FOREIGN LOANS availed of by the government to finance its pandemic containment rose to $15.493 billion as of April 8, mainly due to external debt taken on for the mass vaccination program, the Finance department said.
Based on the update issued Monday, total loans incurred as a result of the coronavirus disease 2019 (COVID-19) increased from the $14.29 billion tally on March 17, with the inclusion of some $1.2 billion in new loans to procure vaccines.
The three new loans are $500 million from the World Bank and $400 million from the Asian Development Bank which were signed on March 19, and $300 million from the Asian Infrastructure Investment Bank, which was signed on March 26.
The government tapped multilateral banks to plug the funding gap for its mass vaccination program worth P72.5 billion, to vaccinate 70 million citizens by year’s end.

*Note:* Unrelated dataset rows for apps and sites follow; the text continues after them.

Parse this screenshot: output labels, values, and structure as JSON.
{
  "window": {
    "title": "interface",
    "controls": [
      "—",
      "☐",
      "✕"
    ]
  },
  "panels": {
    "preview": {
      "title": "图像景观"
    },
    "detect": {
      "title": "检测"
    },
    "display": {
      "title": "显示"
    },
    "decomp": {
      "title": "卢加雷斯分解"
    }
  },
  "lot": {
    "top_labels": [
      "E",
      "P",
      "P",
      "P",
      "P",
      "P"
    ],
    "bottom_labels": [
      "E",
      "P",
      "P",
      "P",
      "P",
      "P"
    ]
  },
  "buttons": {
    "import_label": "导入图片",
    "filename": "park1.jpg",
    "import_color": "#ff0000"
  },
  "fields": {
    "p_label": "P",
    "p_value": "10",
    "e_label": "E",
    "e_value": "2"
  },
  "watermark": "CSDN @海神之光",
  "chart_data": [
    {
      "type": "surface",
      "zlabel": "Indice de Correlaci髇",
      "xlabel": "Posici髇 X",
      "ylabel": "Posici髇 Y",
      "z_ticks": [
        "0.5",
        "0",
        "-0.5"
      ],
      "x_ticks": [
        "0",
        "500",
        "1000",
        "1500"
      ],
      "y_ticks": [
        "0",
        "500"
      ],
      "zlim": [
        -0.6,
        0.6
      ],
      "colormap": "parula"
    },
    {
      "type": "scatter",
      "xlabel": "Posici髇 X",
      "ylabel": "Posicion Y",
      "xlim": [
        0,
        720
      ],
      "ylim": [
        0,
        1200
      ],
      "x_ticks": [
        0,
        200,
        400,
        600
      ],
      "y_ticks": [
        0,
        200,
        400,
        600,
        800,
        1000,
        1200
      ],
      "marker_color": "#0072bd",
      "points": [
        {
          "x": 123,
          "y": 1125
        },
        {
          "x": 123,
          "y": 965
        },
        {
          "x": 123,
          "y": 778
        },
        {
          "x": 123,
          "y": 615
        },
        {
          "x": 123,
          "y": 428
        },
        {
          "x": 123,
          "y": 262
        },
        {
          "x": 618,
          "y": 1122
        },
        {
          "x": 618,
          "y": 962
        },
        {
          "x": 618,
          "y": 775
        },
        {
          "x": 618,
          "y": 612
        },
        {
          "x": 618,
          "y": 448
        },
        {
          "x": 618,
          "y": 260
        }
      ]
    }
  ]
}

Under the loan agreements, the banks will directly pay vaccine manufacturers and assist in the delivery of the shipments. The government will have to shoulder transportation and other administrative costs in distributing the vaccines and the inoculation program.
The government has been tapping the global debt markets to support its pandemic response, including vaccination, testing capacity, health system upgrades, and cash aid to low-income families and the worst-hit industries.
It is planning to raise P3 trillion this year from domestic and external lenders to help fund its budget deficit, which is expected to hit 8.9% of gross domestic product.
Official estimates indicate that the government’s debt stock will rise further to P11.98 trillion by the end of 2021. — Beatrice M. Laforga